I was starting to get concerned that we had missed the restaurant when it appeared in front of us. We were ushered through a set of massive doors, into a large porch and then to an open air courtyard to sit down. The menu was in Spanish but we got it translated. The boys ordered spaghetti and Leah and I ordered the waitress’s favourite chicken and pork dishes.
Mine was called Pork Uruguay which is like chicken cordon bleu with dark pork meat stuffed with cheese and ham, breaded and cooked. Leah got fried chicken covered in sauteed onions with fried plantains, which the boys actually like, especially dipped in ketchup! (Ketchup is not readily available in Cuba.) A typical Cuban salad is sliced cucumber, tomato and shredded white cabbage which you sprinkle with vinegar.
The following day while on the square, we were given a card for a restaurant that is on the roof of a house. Mirelis knew it but was concerned for the kids about the stairway. We didn’t understand what she meant until we got there. The stairs were super steep, continuous with no landing and switched from straight up to curving to a welded step. They had put hand holds all over the place, but it was barely enough. The welded stairs portion in particular was “interesting” with gaps between the steps, a handrail with no stiles and treads that were a little too small. I carried Ethan up and the rest of the family tread cautiously.
Let me say this: It was worth the climb!
The stairs were sketchy but the view was incredible! From the roof we could see all the way to the outskirts of the city including many of the houses which varied from run down piles of brick to well maintained semi-modern structures. We have learned that in Cuba most cities are a mixture of modern and historical buildings in various states of repair, though usually they are in a state of disrepair more than anything.

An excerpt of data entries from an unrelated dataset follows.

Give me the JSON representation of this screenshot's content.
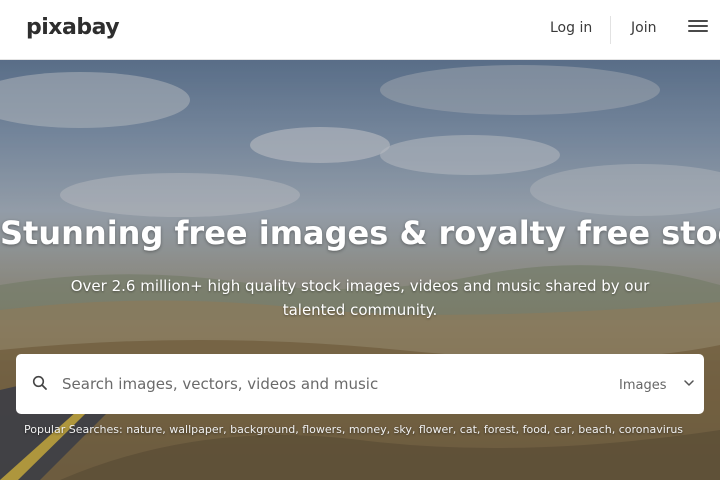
{
  "header": {
    "logo": "pixabay",
    "login": "Log in",
    "join": "Join",
    "menu_icon": "hamburger-menu-icon"
  },
  "hero": {
    "headline": "Stunning free images & royalty free stock",
    "subline": "Over 2.6 million+ high quality stock images, videos and music shared by our talented community."
  },
  "search": {
    "icon": "search-icon",
    "placeholder": "Search images, vectors, videos and music",
    "value": "",
    "type_selected": "Images",
    "type_icon": "chevron-down-icon"
  },
  "popular": {
    "label": "Popular Searches:",
    "terms": [
      "nature",
      "wallpaper",
      "background",
      "flowers",
      "money",
      "sky",
      "flower",
      "cat",
      "forest",
      "food",
      "car",
      "beach",
      "coronavirus"
    ]
  }
}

The chef in the restaurant came out of the kitchen and translated the menu. We ordered our food and enjoyed the view. Leah ordered a pork skewer (think shish-ka-bob) and I ordered a grilled pork with sauce. Both plates came as works of art and the food was amazing. The big boys quickly abandoned their spaghetti and we gave them portions from our plates. They loved it and so did we.
The spaghetti that the boys didn’t eat Leah and I attacked and as it was a Neopolitan spaghetti which is more about vegetables and seasoning than about sauce. Really good too. Ethan ate noodles and some meat. By the time we were done everyone was full and there was a little food left, we headed down the steps and back to the car. The bill for the best food in Cuba so far $24 dollars for the 5 of us.